_Exercise_. Every record below should be printed exactly as given.

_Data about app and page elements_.

◆ ◆ ◆

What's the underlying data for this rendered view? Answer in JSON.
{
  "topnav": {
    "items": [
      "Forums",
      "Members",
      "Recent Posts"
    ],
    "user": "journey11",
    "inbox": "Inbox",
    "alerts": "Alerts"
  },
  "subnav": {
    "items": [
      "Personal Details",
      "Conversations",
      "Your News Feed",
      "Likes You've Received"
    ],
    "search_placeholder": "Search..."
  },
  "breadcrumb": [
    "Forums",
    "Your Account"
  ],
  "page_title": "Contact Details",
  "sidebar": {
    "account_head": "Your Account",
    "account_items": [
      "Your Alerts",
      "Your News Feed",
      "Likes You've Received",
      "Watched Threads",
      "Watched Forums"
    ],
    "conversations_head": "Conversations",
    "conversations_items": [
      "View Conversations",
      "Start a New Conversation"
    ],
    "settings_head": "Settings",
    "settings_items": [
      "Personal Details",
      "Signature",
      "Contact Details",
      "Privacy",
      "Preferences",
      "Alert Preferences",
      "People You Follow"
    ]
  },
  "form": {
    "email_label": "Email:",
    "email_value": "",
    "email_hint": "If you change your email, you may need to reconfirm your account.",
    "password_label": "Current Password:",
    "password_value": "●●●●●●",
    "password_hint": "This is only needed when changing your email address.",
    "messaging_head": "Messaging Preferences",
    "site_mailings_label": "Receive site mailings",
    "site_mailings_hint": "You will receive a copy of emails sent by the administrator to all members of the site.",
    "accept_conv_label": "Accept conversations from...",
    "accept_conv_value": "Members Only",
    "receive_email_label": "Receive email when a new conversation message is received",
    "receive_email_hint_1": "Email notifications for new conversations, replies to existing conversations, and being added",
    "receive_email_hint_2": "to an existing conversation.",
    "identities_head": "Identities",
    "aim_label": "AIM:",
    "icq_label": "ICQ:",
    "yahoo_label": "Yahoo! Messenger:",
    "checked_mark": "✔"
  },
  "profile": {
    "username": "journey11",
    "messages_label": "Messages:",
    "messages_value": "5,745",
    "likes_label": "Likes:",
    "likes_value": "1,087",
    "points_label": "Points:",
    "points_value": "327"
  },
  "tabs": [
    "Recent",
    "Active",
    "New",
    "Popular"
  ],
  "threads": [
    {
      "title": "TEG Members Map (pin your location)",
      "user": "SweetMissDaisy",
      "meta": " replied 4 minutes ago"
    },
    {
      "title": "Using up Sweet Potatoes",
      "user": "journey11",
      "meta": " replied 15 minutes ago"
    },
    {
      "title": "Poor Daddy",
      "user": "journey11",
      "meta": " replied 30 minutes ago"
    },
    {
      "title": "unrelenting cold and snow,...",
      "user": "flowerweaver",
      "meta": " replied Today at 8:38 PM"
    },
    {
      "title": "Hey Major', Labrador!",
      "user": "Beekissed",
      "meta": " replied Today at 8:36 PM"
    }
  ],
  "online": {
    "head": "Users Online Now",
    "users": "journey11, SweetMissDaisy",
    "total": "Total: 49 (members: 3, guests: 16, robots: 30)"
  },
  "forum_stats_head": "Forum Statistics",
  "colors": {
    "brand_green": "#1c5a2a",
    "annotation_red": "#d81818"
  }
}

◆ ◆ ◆

_Result for this exercise_.
What's the underlying data for this rendered view? Answer in JSON.
{
  "topnav": {
    "items": [
      "Forums",
      "Members",
      "Recent Posts"
    ],
    "user": "journey11",
    "inbox": "Inbox",
    "alerts": "Alerts"
  },
  "subnav": {
    "items": [
      "Personal Details",
      "Conversations",
      "Your News Feed",
      "Likes You've Received"
    ],
    "search_placeholder": "Search..."
  },
  "breadcrumb": [
    "Forums",
    "Your Account"
  ],
  "page_title": "Contact Details",
  "sidebar": {
    "account_head": "Your Account",
    "account_items": [
      "Your Alerts",
      "Your News Feed",
      "Likes You've Received",
      "Watched Threads",
      "Watched Forums"
    ],
    "conversations_head": "Conversations",
    "conversations_items": [
      "View Conversations",
      "Start a New Conversation"
    ],
    "settings_head": "Settings",
    "settings_items": [
      "Personal Details",
      "Signature",
      "Contact Details",
      "Privacy",
      "Preferences",
      "Alert Preferences",
      "People You Follow"
    ]
  },
  "form": {
    "email_label": "Email:",
    "email_value": "",
    "email_hint": "If you change your email, you may need to reconfirm your account.",
    "password_label": "Current Password:",
    "password_value": "●●●●●●",
    "password_hint": "This is only needed when changing your email address.",
    "messaging_head": "Messaging Preferences",
    "site_mailings_label": "Receive site mailings",
    "site_mailings_hint": "You will receive a copy of emails sent by the administrator to all members of the site.",
    "accept_conv_label": "Accept conversations from...",
    "accept_conv_value": "Members Only",
    "receive_email_label": "Receive email when a new conversation message is received",
    "receive_email_hint_1": "Email notifications for new conversations, replies to existing conversations, and being added",
    "receive_email_hint_2": "to an existing conversation.",
    "identities_head": "Identities",
    "aim_label": "AIM:",
    "icq_label": "ICQ:",
    "yahoo_label": "Yahoo! Messenger:",
    "checked_mark": "✔"
  },
  "profile": {
    "username": "journey11",
    "messages_label": "Messages:",
    "messages_value": "5,745",
    "likes_label": "Likes:",
    "likes_value": "1,087",
    "points_label": "Points:",
    "points_value": "327"
  },
  "tabs": [
    "Recent",
    "Active",
    "New",
    "Popular"
  ],
  "threads": [
    {
      "title": "TEG Members Map (pin your location)",
      "user": "SweetMissDaisy",
      "meta": " replied 4 minutes ago"
    },
    {
      "title": "Using up Sweet Potatoes",
      "user": "journey11",
      "meta": " replied 15 minutes ago"
    },
    {
      "title": "Poor Daddy",
      "user": "journey11",
      "meta": " replied 30 minutes ago"
    },
    {
      "title": "unrelenting cold and snow,...",
      "user": "flowerweaver",
      "meta": " replied Today at 8:38 PM"
    },
    {
      "title": "Hey Major', Labrador!",
      "user": "Beekissed",
      "meta": " replied Today at 8:36 PM"
    }
  ],
  "online": {
    "head": "Users Online Now",
    "users": "journey11, SweetMissDaisy",
    "total": "Total: 49 (members: 3, guests: 16, robots: 30)"
  },
  "forum_stats_head": "Forum Statistics",
  "colors": {
    "brand_green": "#1c5a2a",
    "annotation_red": "#d81818"
  }
}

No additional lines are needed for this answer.